Surgery is a scary word, especially for pet owners. They don’t know what to expect from their vet and often find themselves lost in a sea of worry.
Our Markham vet clinic completely understands your need to get answers and stay on top of things. If you’re having trouble understanding laparoscopic surgery and what it entails, we hope the information below helps you.
Until recently, many (if not most) surgeries involved large incisions, including routine surgeries, like a spay. Why? The idea was this allowed the surgeon to see, check, and touch organs in the abdomen. When you’re looking for strange growths or signs of conditions like cancer, large incisions prove to be very useful. Unfortunately, these surgeries can have problems. For one thing, there is a higher risk for a difficult recovery. Because cats and dogs are active creatures and like to lick their sutures, the stitches may fall apart (doctors call this dehiscence). These vulnerable areas could also become infected. Veterinary clinics found themselves at square one, causing frustration for everyone.
These days, there is a trend in human surgery to make incisions smaller to help the patient get out of the hospital as quickly as possible. This means less money spent by the health care system. Patients experience less pain and get up and move much sooner. Of course, smaller incisions mean fewer cosmetic problems, too.
Naturally, animals also should benefit from this surgical method. It’s only right to encourage its use. Any veterinarian can learn how to spay an animal using a 1-2cm incision. In the medical world, people call this minimally invasive surgery. Dr. Marsig is a Markham veterinarian very familiar with small incisions – in fact, he has used them since the early 1990s. Many clients choose him to spay their pet because they know about his minimally invasive approach.
Of course, some surgeries have to use large incisions, like cesarean sections. It’s not always possible to use tiny incisions in the operating room.
So what then is laparoscopic surgery? Is it the same as minimally invasive surgery?

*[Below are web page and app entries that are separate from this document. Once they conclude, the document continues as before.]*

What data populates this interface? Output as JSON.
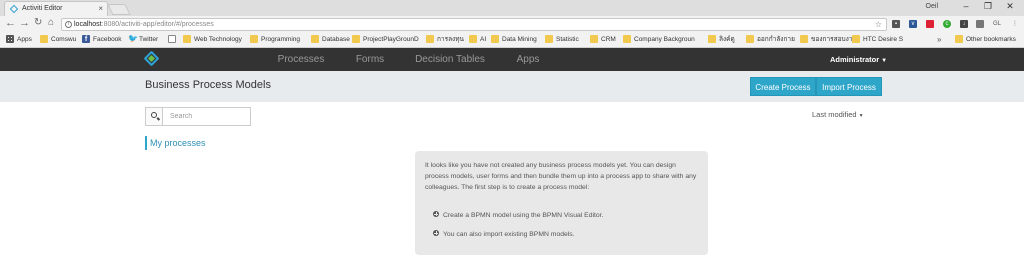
{
  "browser": {
    "tab_title": "Activiti Editor",
    "user": "Oeil",
    "address": {
      "host": "localhost",
      "path": ":8080/activiti-app/editor/#/processes"
    },
    "bookmarks": [
      {
        "label": "Apps",
        "icon": "apps-icon"
      },
      {
        "label": "Comswu",
        "icon": "folder-icon"
      },
      {
        "label": "Facebook",
        "icon": "facebook-icon"
      },
      {
        "label": "Twitter",
        "icon": "twitter-icon"
      },
      {
        "label": "",
        "icon": "page-icon"
      },
      {
        "label": "Web Technology",
        "icon": "folder-icon"
      },
      {
        "label": "Programming",
        "icon": "folder-icon"
      },
      {
        "label": "Database",
        "icon": "folder-icon"
      },
      {
        "label": "ProjectPlayGrounD",
        "icon": "folder-icon"
      },
      {
        "label": "การลงทุน",
        "icon": "folder-icon"
      },
      {
        "label": "AI",
        "icon": "folder-icon"
      },
      {
        "label": "Data Mining",
        "icon": "folder-icon"
      },
      {
        "label": "Statistic",
        "icon": "folder-icon"
      },
      {
        "label": "CRM",
        "icon": "folder-icon"
      },
      {
        "label": "Company Backgroun",
        "icon": "folder-icon"
      },
      {
        "label": "ลิงค์ดู",
        "icon": "folder-icon"
      },
      {
        "label": "ออกกำลังกาย",
        "icon": "folder-icon"
      },
      {
        "label": "ของการสอบงาน",
        "icon": "folder-icon"
      },
      {
        "label": "HTC Desire S",
        "icon": "folder-icon"
      }
    ],
    "more_bookmarks": "»",
    "other_bookmarks": "Other bookmarks",
    "extension_label": "GL"
  },
  "app": {
    "nav": [
      {
        "label": "Processes",
        "active": true
      },
      {
        "label": "Forms",
        "active": false
      },
      {
        "label": "Decision Tables",
        "active": false
      },
      {
        "label": "Apps",
        "active": false
      }
    ],
    "user_menu": "Administrator",
    "page_title": "Business Process Models",
    "actions": {
      "create": "Create Process",
      "import": "Import Process"
    },
    "search": {
      "placeholder": "Search",
      "value": ""
    },
    "sort_label": "Last modified",
    "filter_label": "My processes",
    "empty_state": {
      "intro": "It looks like you have not created any business process models yet. You can design process models, user forms and then bundle them up into a process app to share with any colleagues. The first step is to create a process model:",
      "items": [
        "Create a BPMN model using the BPMN Visual Editor.",
        "You can also import existing BPMN models."
      ]
    }
  },
  "colors": {
    "accent": "#2ea6c9",
    "header": "#333333",
    "subheader": "#e7ebee",
    "panel": "#e8e8e8"
  }
}
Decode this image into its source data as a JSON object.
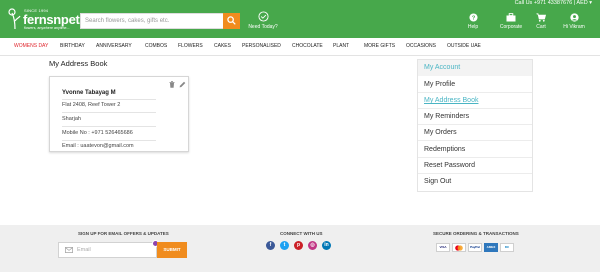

Laparoscopic surgery is minimally invasive and involves usually cutting three holes into the abdomen. Three holes are needed to insert special tools and a camera into the body. The technique works great for human surgeries, like a gall bladder removal, but the equipment is very expensive. (Disposable items may cost upwards of $100 for one surgery!). While in human hospitals the added cost of surgical equipment is easily offset by the savings from shorter hospitalization times, this just isn’t the case when it comes to spaying dogs and cats at a veterinary clinic.
Dr. Marsig has refined a technique allowing him to spay dogs and cats with a very small incision. Instead of creating three holes when spaying a pet, Dr. Marsig performs the surgery using one hole – it’s just about as small as a laparoscopic hole. He does however not use laparoscopic equipment to keep the fees reasonable.
Equipment manufacturers of course would like to see every veterinarian buy laparoscopic surgical tools, but the cost would need to be passed on to clients. This is not feasible. Dr. Marsig uses a surgery method that cuts down on expenses and helps with a uncomplicated recovery.
You love your pet, and you know surgery is necessary to improve their quality of life, but you’re still nervous and afraid. Don’t deal with it alone. The team at Unionville is ready to help.
Your team at the Animal Hospital of Unionville for
Dr. Ernst Marsig, veterinarian in Markham
Fear Free Certified Practitioner
Practicing Veterinary Medicine in Markham for a Long and Happy Life of ALL Your Pets.
Animal Hospital of Unionville, a veterinary clinic on the north side of Hwy 7, serving all pets in Markham, Richmond Hill, Scarborough, Stouffville, and North York since 1966. We are your family vets for dogs, cats, pocket pets (rabbits, chinchillas, gerbils, mice, rats, hamsters, guinea pigs, skinny pigs, etc.), ferrets, and birds (budgies, cockatiel, parrots, amazon, cockatoo, love birds, conures, African greys, finches, canaries, etc.). We pride ourselves to provide cost effective veterinary medicine and give you options for treatments. Some may think our services as cheap, but our goal is to give good value.
Disclaimer: No part of this website constitutes medical advice. Readers are advised to consult with their veterinarian.